The Department of Animal Sciences will honor six alumni with 2009 Distinguished Animal Sciences Alumni Awards. The awards ceremony takes place Nov. 13. The distinguished alumni program provides an opportunity for the animal sciences department to pay tribute to outstanding alumni and allows its students and community to learn more about the successful careers of our alumni. All of those selected have demonstrated excellence and hard work in the animal sciences field.
Congratulations to the following Animal Sciences faculty and student for being recognized during the Poultry Science Association meeting in North Carolina in August:
The Purdue Alumni Association named Dr. Marshall Martin a recipient of the 2009 Special Boilermaker Award. He was recognized at the Sept. 19 football game against Northern Illinois. Dr. Martin (MS A’72, PhD A’76) is the Associate Director of Agricultural Research Programs and a professor of Agricultural Economics. For more than 30 years, he has made extraordinary contributions to student life at Purdue as a teacher, researcher, administrator, and as a very active and longtime supporter of undergraduate music programs. He has advised hundreds of undergraduates and more than 40 graduate students, earning the department’s outstanding teacher award seven times and the outstanding thesis or dissertation advisor award five times.

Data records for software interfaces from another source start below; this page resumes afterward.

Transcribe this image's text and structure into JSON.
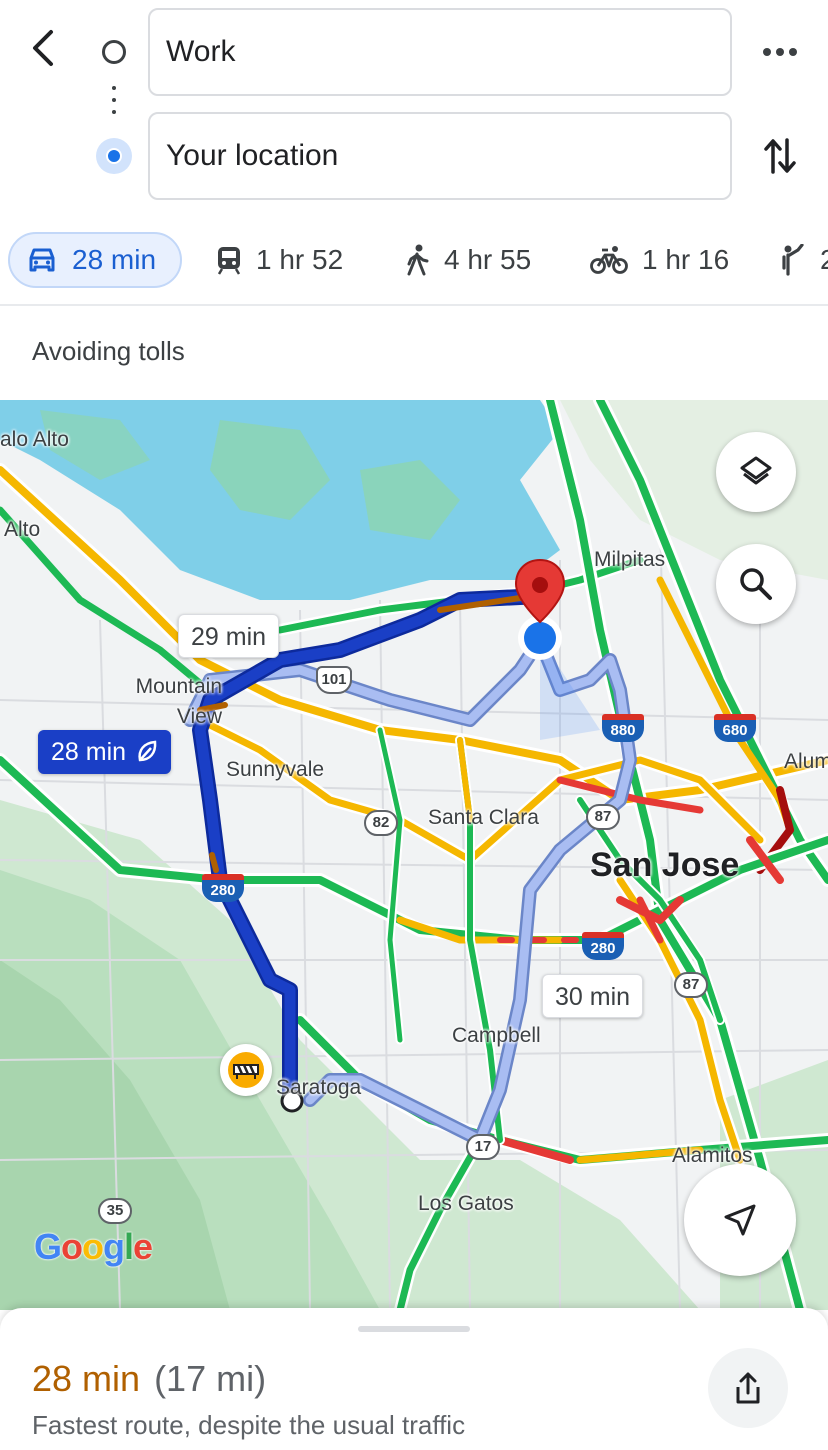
{
  "header": {
    "origin_value": "Work",
    "destination_value": "Your location",
    "icons": {
      "back": "back-arrow-icon",
      "more": "more-horizontal-icon",
      "swap": "swap-vertical-icon"
    }
  },
  "modes": [
    {
      "mode": "drive",
      "label": "28 min",
      "icon": "car-icon",
      "selected": true
    },
    {
      "mode": "transit",
      "label": "1 hr 52",
      "icon": "train-icon"
    },
    {
      "mode": "walk",
      "label": "4 hr 55",
      "icon": "walk-icon"
    },
    {
      "mode": "bike",
      "label": "1 hr 16",
      "icon": "bike-icon"
    },
    {
      "mode": "ride",
      "label": "2",
      "icon": "hail-ride-icon"
    }
  ],
  "options_text": "Avoiding tolls",
  "map": {
    "places": [
      "alo Alto",
      "Alto",
      "Milpitas",
      "Mountain View",
      "Sunnyvale",
      "Santa Clara",
      "San Jose",
      "Alum",
      "Campbell",
      "Saratoga",
      "Los Gatos",
      "Alamitos"
    ],
    "shields": [
      "101",
      "82",
      "87",
      "280",
      "880",
      "680",
      "87",
      "17",
      "35",
      "280"
    ],
    "routes": [
      {
        "label": "28 min",
        "selected": true,
        "eco": true,
        "color": "#1a3fc6"
      },
      {
        "label": "29 min",
        "selected": false
      },
      {
        "label": "30 min",
        "selected": false
      }
    ],
    "logo": "Google",
    "traffic_colors": {
      "free": "#1db954",
      "slow": "#f5b700",
      "heavy": "#e53935",
      "jam": "#a50e0e"
    }
  },
  "summary": {
    "duration": "28 min",
    "distance": "(17 mi)",
    "description": "Fastest route, despite the usual traffic",
    "duration_color": "#b06000"
  }
}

Purdue’s New Ventures Team/AICC was recognized by the Agricultural and Applied Economics Association (AAEA) at its recent annual meeting with the Distinguished Extension/Outreach Program Group Award. In addition to this most recent award, the team was recognized in 2006 with the Purdue University Cooperative Extension Specialists Association (PUCESA) Team award and in 2007 with the Purdue College of Agriculture Dean’s Team Award. These awards recognize extensive work by all members that have been involved. We invite you to take a look at the numerous outcomes as reported in June 2008, at https://www.agecon.purdue.edu/newventures/Pubs/AICC-NewVenReportJune08.pdf. This great work was indeed a team effort and only possible because of the contributions of each member.
Payroll encourages faculty, staff to receive wages electronically
For decades, payday meant taking the time to rush to the bank to stand in a line to deposit the check in hopes it would beat the outstanding drafts that were starting to clear. Today, however, with the advent of electronic direct deposit, all of that has changed.
Old Masters available for classroom talks
Faculty have the opportunity to schedule classroom visits with the 10 leaders in their fields who will be part of the Old Masters program for 2009. Old Masters will be available for classroom talks between 8 a.m. and 4:30 p.m. on Nov. 9-10. To schedule an Old Master to visit your class, go to www.purdue.edu/oldmasters and click "Scheduling Request Form."
Purdue helps power treatment plant with food scraps
Purdue University is helping to power the local water treatment plant with methane generated by food waste from the university's food courts and dining halls. Food scraps from more than 100,000 meals are ground each week into five tons of a cole slaw-like pulp, also called yack. The pulp is trucked to the West Lafayette Wastewater Treatment Plant where an anaerobic digestor breaks it into methane to power two electric generators.
October 3: Purdue Homecoming. Agriculture Alumni reunite on campus for food and fun prior to the football game versus Northwestern. Contact Donya Lester at 494-8593 for more information about College of Agriculture Alumni activities. Contact Barry Delks at 496-7234 for Animal Sciences Reunion information.
October 9-10: Biochemistry 75th Anniversary Celebration. Contact Kristi Trimble at 494-1636 for more information.
October 16: Dean's Advisory Council Fall meeting
October 21-24: National FFA Convention in Indianapolis.Contact Tracie Egger at 494-8470 for more information on Purdue Agriculture involvement.
October 22: Celebration of Dr. Gebisa Ejeta and the World Food Prize. Lecture 2:00 p.m., Fowler Hall, Stewart Center; Reception following in South Ballroom, Purdue Memorial Union. For more information contact Dinah McClure at 494-9505.
November 5: PCARET State Conference at the Beck Agricultural Center.Contact Teresa Rogers at 494-8489 for more information.